◆ ENTRIES PROVIDED:
= Beginning of Section =

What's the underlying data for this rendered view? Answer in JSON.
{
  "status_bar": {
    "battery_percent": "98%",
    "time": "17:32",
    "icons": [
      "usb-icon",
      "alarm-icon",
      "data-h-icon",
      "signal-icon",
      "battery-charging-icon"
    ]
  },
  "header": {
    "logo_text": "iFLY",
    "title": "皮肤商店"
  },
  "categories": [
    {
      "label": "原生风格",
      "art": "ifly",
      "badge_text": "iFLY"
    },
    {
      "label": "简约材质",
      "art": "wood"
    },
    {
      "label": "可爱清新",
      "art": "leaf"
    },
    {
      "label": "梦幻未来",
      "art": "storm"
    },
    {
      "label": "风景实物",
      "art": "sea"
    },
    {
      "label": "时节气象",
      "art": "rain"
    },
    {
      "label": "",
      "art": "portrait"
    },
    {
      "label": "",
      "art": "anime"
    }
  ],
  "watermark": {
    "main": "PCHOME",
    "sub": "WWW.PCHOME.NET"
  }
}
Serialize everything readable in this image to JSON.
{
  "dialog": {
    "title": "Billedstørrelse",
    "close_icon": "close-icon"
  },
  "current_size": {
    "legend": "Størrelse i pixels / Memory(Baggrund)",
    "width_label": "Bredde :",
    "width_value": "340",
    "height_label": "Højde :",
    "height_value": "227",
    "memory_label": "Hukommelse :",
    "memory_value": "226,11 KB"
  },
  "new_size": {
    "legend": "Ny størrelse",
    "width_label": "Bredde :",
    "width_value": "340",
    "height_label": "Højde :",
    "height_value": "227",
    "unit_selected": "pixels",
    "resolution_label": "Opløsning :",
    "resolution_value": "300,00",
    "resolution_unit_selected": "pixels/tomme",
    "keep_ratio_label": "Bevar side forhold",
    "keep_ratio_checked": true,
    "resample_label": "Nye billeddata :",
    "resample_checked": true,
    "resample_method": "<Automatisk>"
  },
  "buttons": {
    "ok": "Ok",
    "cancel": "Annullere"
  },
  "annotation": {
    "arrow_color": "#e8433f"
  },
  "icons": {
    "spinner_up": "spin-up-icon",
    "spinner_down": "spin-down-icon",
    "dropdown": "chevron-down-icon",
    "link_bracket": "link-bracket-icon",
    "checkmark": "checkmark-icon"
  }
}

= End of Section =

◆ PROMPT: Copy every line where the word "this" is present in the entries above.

◆ RESPONSE AREA:
What's the underlying data for this rendered view? Answer in JSON.
Serialize everything readable in this image to JSON.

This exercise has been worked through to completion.